Like its first season, the Will & Grace reboot’s second season has gotten off to a rocky start. When the show is firing on all cylinders, as it was before it wrapped up before hiatus in the spring, there’s really nothing like it, as the four leads display the chemistry just as intact as it was 20 years ago. But in episodes like tonight, those sublime moments are few and far between, with many more misses than hits.
The problem, as so often last season, lies in nonsensical plotting. Where to start: Grace is running for the president of the New York Society Of Interior Designers. Sure. Fine. Then why would she throw this party in the lobby of her building to stir up votes? Yes, she decorated it, but are her neighbors able to vote for the presidency of this design organization? If not, then who did she actually invite to this party? The entire gathering makes little sense, or at least needs some more explanation.
Fortunately, crashing the party is the episode’s near-sole saving grace: David Schwimmer returns to Thursday night Must-See-TV by guest-starring as Noah, the “Westside Curmudgeon.” The Westside Curmudgeon is like if Ratso from Midnight Cowboy’s line “Hey! I’m walking here!” was fleshed out into a whole character that was not Ratso from Midnight Cowboy. While Schwimmer’s character is one-note in his assholery, that seems by design, as the actor seems determined to get as far away from Ross from Friends as possible. He and Debra Messing have a nice chemistry, but once again, the lack of logic of the show is confounding. Grace and Will love Noah, the “Westside Curmudgeon,” for hating and making fun of everything—then he makes fun of Grace online, and instantly everything he does is wrong. (Actually, considering how self-centered Grace is, maybe it’s not that surprising.) She wants Noah to take down the offensive tweet, as if it matters days after it’s been posted. The pair’s sharing of a rice pudding at the end of the episode seems to indicate that this won’t be the last we see of Noah, which might be fun, but we need a bit more from this supposed opposites-attracting couple than Grace prattling on at her most annoying and Noah’s deadpan glares back at her.
But Noah and Grace practically soar compared to the B-plot: Karen wants Will to sue a plastic surgeon who is remaking women’s breasts in the shape of her own. It’s like a one line-joke at best that somehow gets stretched into a whole story, which apparently hopes to show that Will and Karen have a bond. After all these years, we know that already. What a waste of Megan Mullally’s usually solid-gold screen time.

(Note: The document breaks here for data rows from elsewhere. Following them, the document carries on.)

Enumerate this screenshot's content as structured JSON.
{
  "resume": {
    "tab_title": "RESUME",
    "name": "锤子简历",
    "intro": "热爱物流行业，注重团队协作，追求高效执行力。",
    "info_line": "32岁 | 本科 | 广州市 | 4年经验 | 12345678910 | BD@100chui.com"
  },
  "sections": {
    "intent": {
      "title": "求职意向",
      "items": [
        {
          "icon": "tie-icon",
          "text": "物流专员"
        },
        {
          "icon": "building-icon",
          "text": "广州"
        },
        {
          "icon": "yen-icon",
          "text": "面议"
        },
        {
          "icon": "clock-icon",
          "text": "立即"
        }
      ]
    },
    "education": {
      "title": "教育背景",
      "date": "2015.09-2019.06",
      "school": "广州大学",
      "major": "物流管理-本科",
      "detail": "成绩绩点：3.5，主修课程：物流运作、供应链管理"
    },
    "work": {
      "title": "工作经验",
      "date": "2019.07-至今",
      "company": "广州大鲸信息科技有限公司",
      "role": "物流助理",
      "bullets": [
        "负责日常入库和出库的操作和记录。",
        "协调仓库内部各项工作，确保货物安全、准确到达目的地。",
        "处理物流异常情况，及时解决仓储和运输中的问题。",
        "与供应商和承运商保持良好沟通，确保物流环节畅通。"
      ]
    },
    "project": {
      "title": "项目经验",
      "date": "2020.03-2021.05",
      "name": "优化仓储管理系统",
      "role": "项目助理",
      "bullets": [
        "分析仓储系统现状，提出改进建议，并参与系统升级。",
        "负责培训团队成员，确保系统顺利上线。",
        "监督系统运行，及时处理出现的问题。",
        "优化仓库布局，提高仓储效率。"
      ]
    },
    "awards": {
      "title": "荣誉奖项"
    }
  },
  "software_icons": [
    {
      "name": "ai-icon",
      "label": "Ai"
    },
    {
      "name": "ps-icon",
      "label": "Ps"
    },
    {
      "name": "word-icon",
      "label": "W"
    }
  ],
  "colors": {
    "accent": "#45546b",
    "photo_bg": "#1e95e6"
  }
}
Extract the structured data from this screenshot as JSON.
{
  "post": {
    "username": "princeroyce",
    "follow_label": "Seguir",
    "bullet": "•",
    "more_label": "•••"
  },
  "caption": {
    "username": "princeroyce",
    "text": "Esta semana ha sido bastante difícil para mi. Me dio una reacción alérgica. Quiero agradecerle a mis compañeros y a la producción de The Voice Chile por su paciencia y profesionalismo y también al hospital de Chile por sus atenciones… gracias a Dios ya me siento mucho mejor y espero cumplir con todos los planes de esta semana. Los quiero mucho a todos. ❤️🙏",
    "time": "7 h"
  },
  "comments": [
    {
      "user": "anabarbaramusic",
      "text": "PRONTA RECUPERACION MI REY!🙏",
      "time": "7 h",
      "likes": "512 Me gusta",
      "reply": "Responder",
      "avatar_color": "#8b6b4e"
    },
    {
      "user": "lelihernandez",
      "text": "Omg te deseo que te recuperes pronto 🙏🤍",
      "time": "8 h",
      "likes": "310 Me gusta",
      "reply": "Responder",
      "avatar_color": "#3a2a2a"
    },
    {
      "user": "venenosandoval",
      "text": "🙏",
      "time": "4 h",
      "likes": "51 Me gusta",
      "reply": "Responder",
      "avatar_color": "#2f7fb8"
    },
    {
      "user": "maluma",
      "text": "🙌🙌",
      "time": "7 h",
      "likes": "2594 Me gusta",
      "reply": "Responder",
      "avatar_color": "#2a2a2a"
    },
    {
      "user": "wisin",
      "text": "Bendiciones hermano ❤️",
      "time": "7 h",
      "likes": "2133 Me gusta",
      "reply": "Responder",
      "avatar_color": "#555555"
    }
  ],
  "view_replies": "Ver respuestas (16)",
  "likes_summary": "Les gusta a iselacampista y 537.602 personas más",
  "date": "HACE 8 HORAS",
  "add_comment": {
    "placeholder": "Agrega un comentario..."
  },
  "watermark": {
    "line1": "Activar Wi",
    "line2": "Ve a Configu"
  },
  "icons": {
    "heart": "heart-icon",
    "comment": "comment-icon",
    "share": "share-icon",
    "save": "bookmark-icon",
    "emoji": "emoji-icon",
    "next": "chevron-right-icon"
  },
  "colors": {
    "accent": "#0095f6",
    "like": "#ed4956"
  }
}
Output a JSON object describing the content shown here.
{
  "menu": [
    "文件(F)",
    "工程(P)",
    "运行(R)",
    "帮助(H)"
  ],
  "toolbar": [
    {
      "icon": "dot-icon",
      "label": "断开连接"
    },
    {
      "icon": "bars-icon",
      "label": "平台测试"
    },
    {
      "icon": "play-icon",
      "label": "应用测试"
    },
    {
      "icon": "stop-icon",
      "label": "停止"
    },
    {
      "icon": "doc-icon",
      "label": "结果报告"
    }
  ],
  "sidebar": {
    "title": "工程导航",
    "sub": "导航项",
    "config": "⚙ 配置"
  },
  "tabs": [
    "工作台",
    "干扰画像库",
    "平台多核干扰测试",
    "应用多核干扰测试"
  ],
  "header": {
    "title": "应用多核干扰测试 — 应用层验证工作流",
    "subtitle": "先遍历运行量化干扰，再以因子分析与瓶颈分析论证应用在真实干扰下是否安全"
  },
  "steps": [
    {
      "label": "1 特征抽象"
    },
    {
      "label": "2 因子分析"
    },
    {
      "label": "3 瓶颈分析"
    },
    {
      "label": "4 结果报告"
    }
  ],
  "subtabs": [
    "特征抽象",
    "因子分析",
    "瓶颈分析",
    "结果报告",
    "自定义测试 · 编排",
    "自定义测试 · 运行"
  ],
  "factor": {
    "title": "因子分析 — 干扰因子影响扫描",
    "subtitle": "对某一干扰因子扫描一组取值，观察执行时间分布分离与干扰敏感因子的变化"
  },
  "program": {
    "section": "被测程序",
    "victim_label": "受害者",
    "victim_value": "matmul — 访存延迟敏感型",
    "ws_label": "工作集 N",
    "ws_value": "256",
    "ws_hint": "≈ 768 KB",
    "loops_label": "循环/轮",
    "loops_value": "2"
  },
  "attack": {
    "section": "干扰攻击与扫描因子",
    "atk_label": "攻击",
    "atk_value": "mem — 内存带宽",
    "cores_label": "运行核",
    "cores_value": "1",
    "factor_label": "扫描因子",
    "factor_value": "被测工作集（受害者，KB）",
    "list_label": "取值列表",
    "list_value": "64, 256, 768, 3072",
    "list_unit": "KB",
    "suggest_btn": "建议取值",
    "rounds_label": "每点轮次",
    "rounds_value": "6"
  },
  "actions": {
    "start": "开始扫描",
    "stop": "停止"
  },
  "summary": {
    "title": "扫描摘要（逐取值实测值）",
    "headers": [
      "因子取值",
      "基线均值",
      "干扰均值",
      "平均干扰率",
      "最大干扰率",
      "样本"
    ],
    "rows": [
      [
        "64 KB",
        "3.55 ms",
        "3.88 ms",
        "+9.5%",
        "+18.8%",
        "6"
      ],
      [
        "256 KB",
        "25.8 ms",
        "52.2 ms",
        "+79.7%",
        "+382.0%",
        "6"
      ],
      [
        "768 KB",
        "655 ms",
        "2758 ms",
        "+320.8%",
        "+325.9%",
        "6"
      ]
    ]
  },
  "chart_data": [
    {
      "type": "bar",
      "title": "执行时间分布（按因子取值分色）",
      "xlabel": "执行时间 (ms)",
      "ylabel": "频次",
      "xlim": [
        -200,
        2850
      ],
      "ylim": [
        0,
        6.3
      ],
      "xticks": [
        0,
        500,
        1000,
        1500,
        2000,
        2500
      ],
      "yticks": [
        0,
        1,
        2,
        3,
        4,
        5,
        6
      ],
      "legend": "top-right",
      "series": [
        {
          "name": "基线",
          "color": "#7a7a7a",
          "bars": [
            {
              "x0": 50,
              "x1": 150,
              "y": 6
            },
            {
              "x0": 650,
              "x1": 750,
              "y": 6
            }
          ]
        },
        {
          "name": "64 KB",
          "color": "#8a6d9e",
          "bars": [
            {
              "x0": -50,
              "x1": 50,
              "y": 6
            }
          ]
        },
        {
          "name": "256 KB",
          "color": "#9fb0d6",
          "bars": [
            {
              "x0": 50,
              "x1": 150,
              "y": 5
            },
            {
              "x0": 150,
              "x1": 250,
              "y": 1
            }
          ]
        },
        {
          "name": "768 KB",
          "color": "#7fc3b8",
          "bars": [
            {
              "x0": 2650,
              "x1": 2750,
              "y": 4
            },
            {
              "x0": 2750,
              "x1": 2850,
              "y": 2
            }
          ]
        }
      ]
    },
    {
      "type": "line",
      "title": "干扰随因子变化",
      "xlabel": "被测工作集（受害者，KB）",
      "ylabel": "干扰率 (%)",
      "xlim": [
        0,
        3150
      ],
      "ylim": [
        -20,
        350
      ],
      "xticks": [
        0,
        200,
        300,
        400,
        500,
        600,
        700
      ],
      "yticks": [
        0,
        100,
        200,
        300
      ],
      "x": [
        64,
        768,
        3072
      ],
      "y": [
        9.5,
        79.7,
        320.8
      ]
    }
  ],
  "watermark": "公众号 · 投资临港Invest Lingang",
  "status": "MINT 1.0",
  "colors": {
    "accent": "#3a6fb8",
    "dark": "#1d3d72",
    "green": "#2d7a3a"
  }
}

I guess the point of that plot is also to have Jack get ready for plastic surgery so that he looks good for that Skype session with Estefan. The numbing cream is a bit of a leap (doesn’t Estefan already know what Jack looks like?), but it can’t be denied that Sean Hayes is a truly gifted physical comedian. His inability to speak through his numbed-up face, and his attempt to eat a banana, was hilarious, almost worth the ridiculous ruse that he would slather on all of that cream when he wasn’t even at the doctor yet, or without knowing for sure when his phone call with Estefan was. But even Jack’s numb flailing doesn’t make up for the “joke” that Estefan’s father just had a stroke, which makes him sound similar to Jack during that Skype call. Playing a situation like that for laughs is the lowest form of humor.
So in the end, we have a few inspired moments of physical humor, and a few flashes of chemistry between Grace and her famous new love interest. That’s not much to kick off the next season of the Will & Grace revival, but we’ve been here before. The cast is talented enough, and hopefully the writers can get inspired enough, so that we can look to better, future W&G episodes.
- Would I hate Grace’s outfit as much as Karen would?: Oh my god yes. Animal print smock, I guess, with the whole face of a tiger and jeweled yees? Did Debra Messing lose a bet or something?
- Antidote episode: How about “The Young And The Tactless” (season three, episode 21), in which Grace is intrigued by her grungy, grumpy new neighbor (Woody Harrelson). Gee, sounds familiar.
- Grace and Noah do get a few good lines, though, like when she accuses him of flirting, and he responds: “You mean when you talked and I didn’t stop you?”
- Last season ended on a bit of a cliffhanger, with Will and Grace about to become siblings. It seems odd to kick off this season without even a mention of the pair’s betrothed parents.
- Next week: Alec Baldwin is back as Malcolm, which is not my favorite setup.